NRW Family Minister Joachim Stamp (FDP) wants to focus on the needs of parents at this time. Among other things, all working parents who can demonstrate they have no childcare alternative will be allowed to continue sending their children to Kitas. Stamp also announced his intention to reimburse parents for two months' fees to compensate for the reduction in care. However, the municipalities would have to contribute half of this amount.
Meanwhile, the controversial new federal Infection Protection Act has cleared the final hurdles and takes effect Friday, April 23. First, it passed the Bundesrat on Thursday despite massive criticism from the states, then it was signed by Federal President Frank-Walter Steinmeier and later published in the Federal Law Journal. The details of how the emergency brake will take effect in Bonn are to be announced this Friday after a meeting of the crisis management team. It has not yet been decided how public transport will react to the planned curfew. The police do not intend to send additional officers on patrol for controls. A spokesman for the Bonn police said that they would not go into private homes without a reason. However, they will take action if, for example, they are called out for disturbing the peace and find an unauthorized number of people.
As the vaccination campaign progresses, the pressure is growing on politicians to end prioritization.

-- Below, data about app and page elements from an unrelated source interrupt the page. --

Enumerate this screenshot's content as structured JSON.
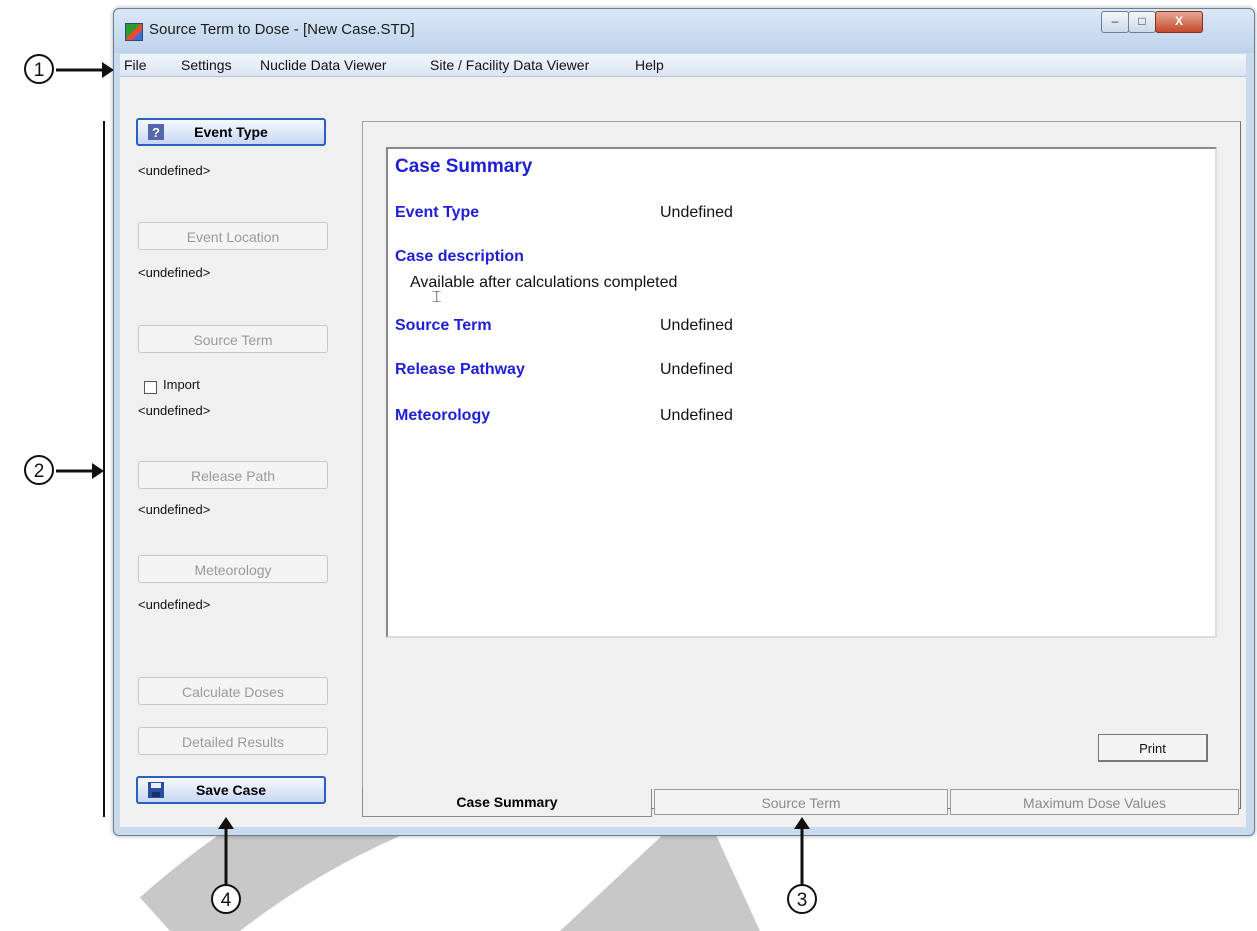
{
  "window": {
    "title": "Source Term to Dose - [New Case.STD]",
    "controls": {
      "minimize": "–",
      "maximize": "□",
      "close": "X"
    }
  },
  "menu": {
    "items": [
      "File",
      "Settings",
      "Nuclide Data Viewer",
      "Site / Facility Data Viewer",
      "Help"
    ]
  },
  "left_panel": {
    "event_type": {
      "label": "Event Type",
      "value": "<undefined>",
      "icon": "help-icon"
    },
    "event_location": {
      "label": "Event Location",
      "value": "<undefined>"
    },
    "source_term": {
      "label": "Source Term",
      "import_label": "Import",
      "import_checked": false,
      "value": "<undefined>"
    },
    "release_path": {
      "label": "Release Path",
      "value": "<undefined>"
    },
    "meteorology": {
      "label": "Meteorology",
      "value": "<undefined>"
    },
    "calculate_doses": {
      "label": "Calculate Doses"
    },
    "detailed_results": {
      "label": "Detailed Results"
    },
    "save_case": {
      "label": "Save Case",
      "icon": "floppy-disk-icon"
    }
  },
  "summary": {
    "title": "Case Summary",
    "event_type": {
      "label": "Event Type",
      "value": "Undefined"
    },
    "case_description": {
      "label": "Case description",
      "value": "Available after calculations completed"
    },
    "source_term": {
      "label": "Source Term",
      "value": "Undefined"
    },
    "release_pathway": {
      "label": "Release Pathway",
      "value": "Undefined"
    },
    "meteorology": {
      "label": "Meteorology",
      "value": "Undefined"
    },
    "print_label": "Print"
  },
  "tabs": [
    "Case Summary",
    "Source Term",
    "Maximum Dose Values"
  ],
  "callouts": [
    "1",
    "2",
    "3",
    "4"
  ],
  "colors": {
    "label_blue": "#1f1fd6",
    "active_border": "#2d5fbf"
  }
}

Federal Health Minister Jens Spahn (CDU) expects Covid-19 vaccinations to be released for all by June at the latest. He expects "that we will be able to lift prioritization in June," Spahn said in the Bundesrat. He would be happy if this were possible even earlier. The first German states are pressing ahead and administering vaccinations from Astrazeneca. Bavaria, Saxony, Mecklenburg-Western Pomerania and Berlin reported they were using the vaccine (it’s use had been halted temporarily and then restricted for use in only people over 60). The head of the family doctor association NRW, Oliver Funken, calls for North Rhine-Westphalia to follow suit. "If we want to make gains now, we have to lift the prioritization - NRW should follow the example of other states," Funken said. But NRW Health Minister Karl-Josef Laumann (CDU) is not on board with that. A cancellation of the prioritization is not planned, communicated the Ministry. There are still many people over 60 in the state who would gladly accept the offer of a vaccine from Astrazeneca. If doses are left over at vaccination centers, they should be passed on, Laumann's spokeswoman explained: "If smaller quantities are left over, the vaccination teams are urged to cut through the red tape to give them to people with the highest vaccination priority." On Monday, federal and state government leaders will convene for a vaccination summit.
(Orig. text: GA / Translation Carol Kloeppel)